The storage factory must implement writable temporary files, even if the database is read-only or if the storage factory is read-only (i.e. it does not implement the WritableStorageFactory extension of this interface). Temporary files are those created under the temporary file directory. See method getTempDir() .
The database engine can be turned into a RAM based engine by providing a RAM based implementation of this interface.
There is one instance of the StorageFactory per database if the log files are kept in the database directory. If the log files are kept on a separate device then a second StorageFactory is instantiated to hold the log files. The database or log device name is set when the init method is called. The init method is called once per instance, before any other StorageFactory method.
The class implementing this interface must have a public niladic constructor. The init method will be called before any other method to set the database directory name, to tell the factory to create the database directory if necessary, and to allow the implementation to perform any initializations it requires. The database name set in the init method forms a separate name space. Different StorageFactory instances, with different database directory names, must ensure that their files do not clash. So, for instance, storageFactory1.newStorageFile( "x") must be a separate file from storageFactory2.newStorageFile( "x").

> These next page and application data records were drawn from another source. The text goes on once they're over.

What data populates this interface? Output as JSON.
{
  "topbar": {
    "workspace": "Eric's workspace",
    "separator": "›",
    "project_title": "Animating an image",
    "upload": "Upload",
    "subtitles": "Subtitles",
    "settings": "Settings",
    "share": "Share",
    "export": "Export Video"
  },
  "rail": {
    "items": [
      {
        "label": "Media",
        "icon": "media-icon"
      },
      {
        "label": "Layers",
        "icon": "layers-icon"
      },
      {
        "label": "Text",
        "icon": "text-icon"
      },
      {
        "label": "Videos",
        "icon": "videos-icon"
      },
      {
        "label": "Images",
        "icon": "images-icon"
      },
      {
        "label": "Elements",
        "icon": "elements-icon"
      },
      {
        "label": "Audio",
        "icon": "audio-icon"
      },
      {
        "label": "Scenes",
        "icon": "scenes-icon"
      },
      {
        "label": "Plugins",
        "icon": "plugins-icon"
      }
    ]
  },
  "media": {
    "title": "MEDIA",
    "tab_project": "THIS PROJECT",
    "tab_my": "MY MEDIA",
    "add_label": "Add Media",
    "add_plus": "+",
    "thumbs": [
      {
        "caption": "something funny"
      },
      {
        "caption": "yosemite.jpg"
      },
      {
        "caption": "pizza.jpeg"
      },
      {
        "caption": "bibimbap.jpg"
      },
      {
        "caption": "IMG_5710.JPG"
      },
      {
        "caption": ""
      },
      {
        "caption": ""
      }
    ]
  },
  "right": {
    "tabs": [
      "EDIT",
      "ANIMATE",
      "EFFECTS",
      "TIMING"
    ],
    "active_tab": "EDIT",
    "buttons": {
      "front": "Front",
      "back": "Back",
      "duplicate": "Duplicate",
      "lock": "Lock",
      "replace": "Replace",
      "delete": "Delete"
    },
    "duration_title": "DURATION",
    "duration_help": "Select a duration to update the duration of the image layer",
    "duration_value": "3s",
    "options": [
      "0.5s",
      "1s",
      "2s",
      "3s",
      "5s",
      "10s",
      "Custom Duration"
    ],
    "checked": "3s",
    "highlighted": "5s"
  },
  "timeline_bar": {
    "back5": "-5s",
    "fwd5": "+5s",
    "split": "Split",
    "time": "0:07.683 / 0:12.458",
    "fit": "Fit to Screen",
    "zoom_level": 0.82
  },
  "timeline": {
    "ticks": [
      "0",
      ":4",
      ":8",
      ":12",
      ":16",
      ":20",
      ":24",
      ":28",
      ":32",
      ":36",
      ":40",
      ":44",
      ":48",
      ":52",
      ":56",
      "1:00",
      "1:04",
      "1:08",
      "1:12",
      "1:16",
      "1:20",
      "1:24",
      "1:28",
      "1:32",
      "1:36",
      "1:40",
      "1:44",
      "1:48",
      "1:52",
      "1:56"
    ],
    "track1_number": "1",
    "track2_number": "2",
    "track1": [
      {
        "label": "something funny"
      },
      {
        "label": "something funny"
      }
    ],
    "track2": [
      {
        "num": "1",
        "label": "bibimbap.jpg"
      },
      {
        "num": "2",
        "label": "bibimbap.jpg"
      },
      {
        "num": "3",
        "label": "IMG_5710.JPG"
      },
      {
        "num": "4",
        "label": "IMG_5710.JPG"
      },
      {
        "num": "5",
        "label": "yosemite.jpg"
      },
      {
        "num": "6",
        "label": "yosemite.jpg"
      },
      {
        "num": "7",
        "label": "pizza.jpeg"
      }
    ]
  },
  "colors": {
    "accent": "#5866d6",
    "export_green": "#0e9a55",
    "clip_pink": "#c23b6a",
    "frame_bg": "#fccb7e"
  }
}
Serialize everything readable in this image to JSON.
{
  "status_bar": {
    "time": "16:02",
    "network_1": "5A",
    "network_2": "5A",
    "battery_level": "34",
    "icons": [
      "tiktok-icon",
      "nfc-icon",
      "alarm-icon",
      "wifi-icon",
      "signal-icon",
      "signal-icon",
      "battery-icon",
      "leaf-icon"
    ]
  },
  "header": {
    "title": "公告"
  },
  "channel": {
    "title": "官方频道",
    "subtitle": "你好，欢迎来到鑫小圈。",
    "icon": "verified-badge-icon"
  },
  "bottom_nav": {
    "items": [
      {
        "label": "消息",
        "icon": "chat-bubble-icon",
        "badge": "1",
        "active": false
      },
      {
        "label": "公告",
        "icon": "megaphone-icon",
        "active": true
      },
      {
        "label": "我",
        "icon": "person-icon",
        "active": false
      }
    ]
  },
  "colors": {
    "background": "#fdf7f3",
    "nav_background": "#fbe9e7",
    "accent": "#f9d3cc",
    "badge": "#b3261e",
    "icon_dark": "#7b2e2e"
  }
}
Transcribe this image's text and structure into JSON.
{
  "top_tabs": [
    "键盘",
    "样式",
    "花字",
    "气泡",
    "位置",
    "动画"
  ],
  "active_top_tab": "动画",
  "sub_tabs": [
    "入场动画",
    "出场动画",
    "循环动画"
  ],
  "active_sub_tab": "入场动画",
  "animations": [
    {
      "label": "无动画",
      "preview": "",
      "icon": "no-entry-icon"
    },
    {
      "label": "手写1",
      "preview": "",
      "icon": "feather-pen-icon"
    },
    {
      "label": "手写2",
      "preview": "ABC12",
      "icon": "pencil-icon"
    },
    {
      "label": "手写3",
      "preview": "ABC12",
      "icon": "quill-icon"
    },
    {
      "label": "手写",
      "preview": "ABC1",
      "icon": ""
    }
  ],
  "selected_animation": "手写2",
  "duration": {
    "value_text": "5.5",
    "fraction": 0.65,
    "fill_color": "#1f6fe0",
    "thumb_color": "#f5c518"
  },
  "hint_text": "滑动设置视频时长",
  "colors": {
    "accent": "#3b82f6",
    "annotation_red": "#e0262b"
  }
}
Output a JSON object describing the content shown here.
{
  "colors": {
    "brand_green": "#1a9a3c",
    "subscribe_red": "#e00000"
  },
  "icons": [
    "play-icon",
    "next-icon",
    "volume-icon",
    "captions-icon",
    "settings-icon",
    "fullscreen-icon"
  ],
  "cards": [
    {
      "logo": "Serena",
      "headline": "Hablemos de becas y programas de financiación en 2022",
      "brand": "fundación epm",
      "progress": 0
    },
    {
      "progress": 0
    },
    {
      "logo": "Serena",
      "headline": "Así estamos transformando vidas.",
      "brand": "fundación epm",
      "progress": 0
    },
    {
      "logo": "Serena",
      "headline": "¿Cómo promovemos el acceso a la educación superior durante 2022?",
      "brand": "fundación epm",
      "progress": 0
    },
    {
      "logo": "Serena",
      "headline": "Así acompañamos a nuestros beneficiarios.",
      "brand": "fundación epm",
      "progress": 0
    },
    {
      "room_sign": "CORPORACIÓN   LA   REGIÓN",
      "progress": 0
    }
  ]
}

The database engine will call this interface's methods from its own privilege blocks. This does not give a StorageFactory implementation carte blanche: a security manager can still forbid the implemeting class from executing a privileged action. However, the security manager will not look in the calling stack beyond the database engine.

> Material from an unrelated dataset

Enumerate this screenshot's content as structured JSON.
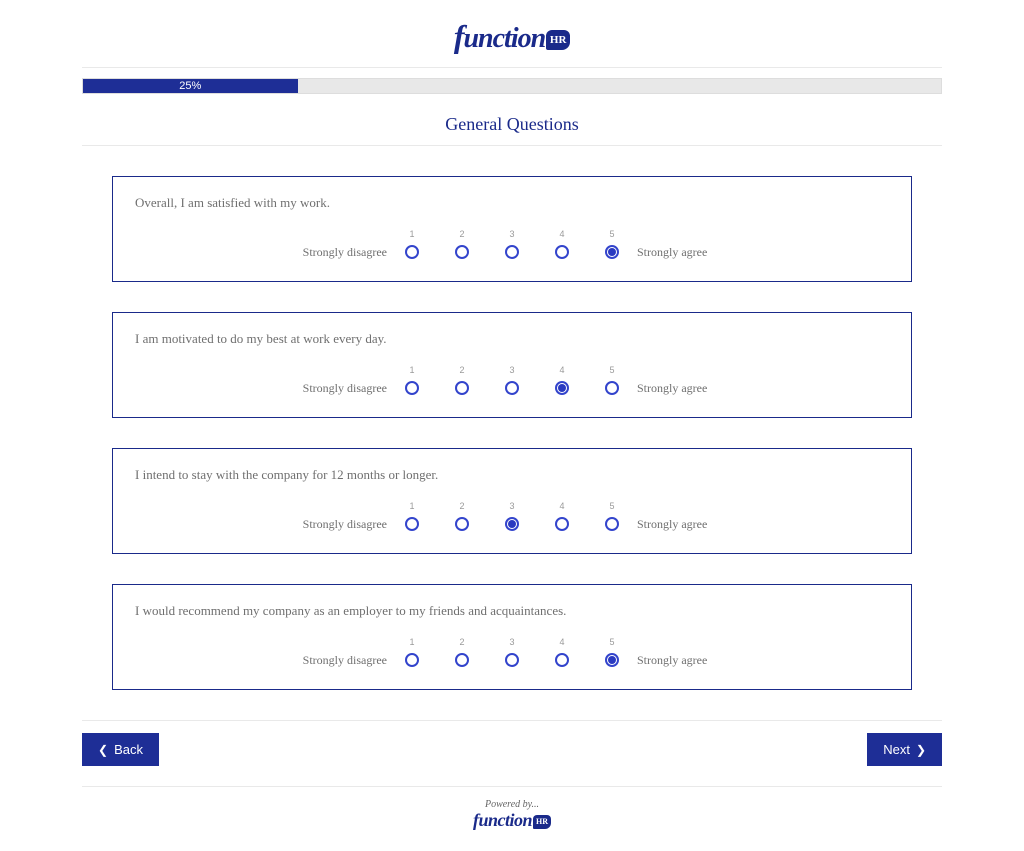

Each StorageFactory instance may be concurrently used by multiple threads. Each StorageFactory implementation must be thread safe.
A StorageFactory implementation is plugged into the database engine via a sub-protocol. Sub-protocol xxx is tied to a StorageFactory implementation class via the derby.subSubProtocol.xxx system property. So, to use StorageFactory implementation class MyStorageFactory with database myDB you would set the system property "derby.subSubProtocol.mysf=MyStorageFactory" and use the URL "jdbc:derby:mysf:myDB" to connect to the database.

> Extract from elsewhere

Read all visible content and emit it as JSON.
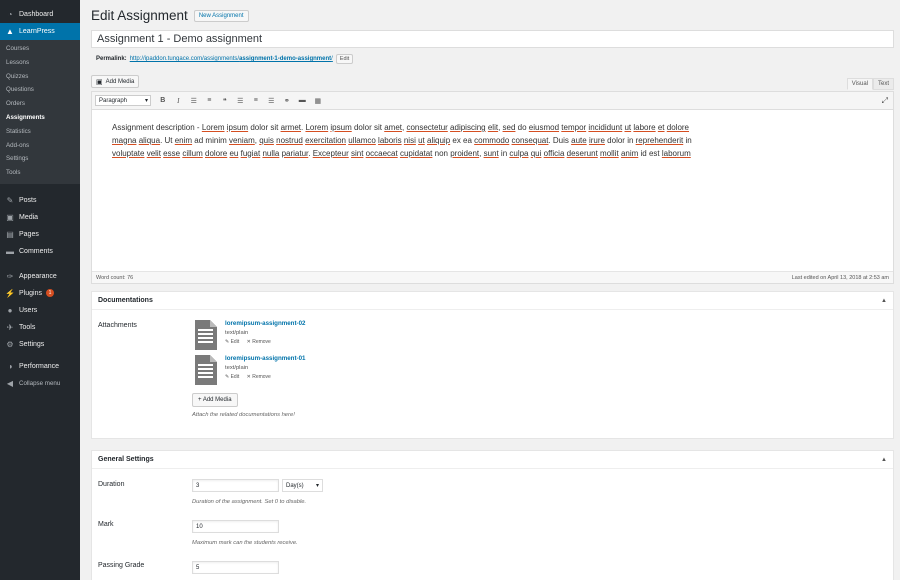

|int||VERSION_NUMBER||The version number of this version of the StorageFactory interface and its subsidiary interfaces.|
|Method from org.apache.derby.io.StorageFactory Summary:|
|createTemporaryFile, getCanonicalName, getSeparator, getStorageFactoryVersion, getTempDir, init, isFast, isReadOnlyDatabase, newStorageFile, newStorageFile, newStorageFile, shutdown, supportsRandomAccess|
|Method from org.apache.derby.io.StorageFactory Detail:|
public StorageFile createTemporaryFile(String prefix, String suffix) throws IOException
public String getCanonicalName() throws IOException
public char getSeparator()
public int getStorageFactoryVersion()
public StorageFile getTempDir()
The StorageFactory implementation is not required to make temporary files persistent. That is, files created in the temp directory are not required to survive a shutdown of the database engine.
However, files created in the temp directory must be writable, even if the database is otherwise read-only.
public void init(String home, String databaseName, String tempDirName, String uniqueName) throws IOException
The init method will be called once, before any other method is called, and will not be called again.
public boolean isFast()
public boolean isReadOnlyDatabase()
public StorageFile newStorageFile(String path)
public StorageFile newStorageFile(String directoryName, String fileName)
public StorageFile newStorageFile(StorageFile directoryName, String fileName)
public void shutdown()
public boolean supportsRandomAccess()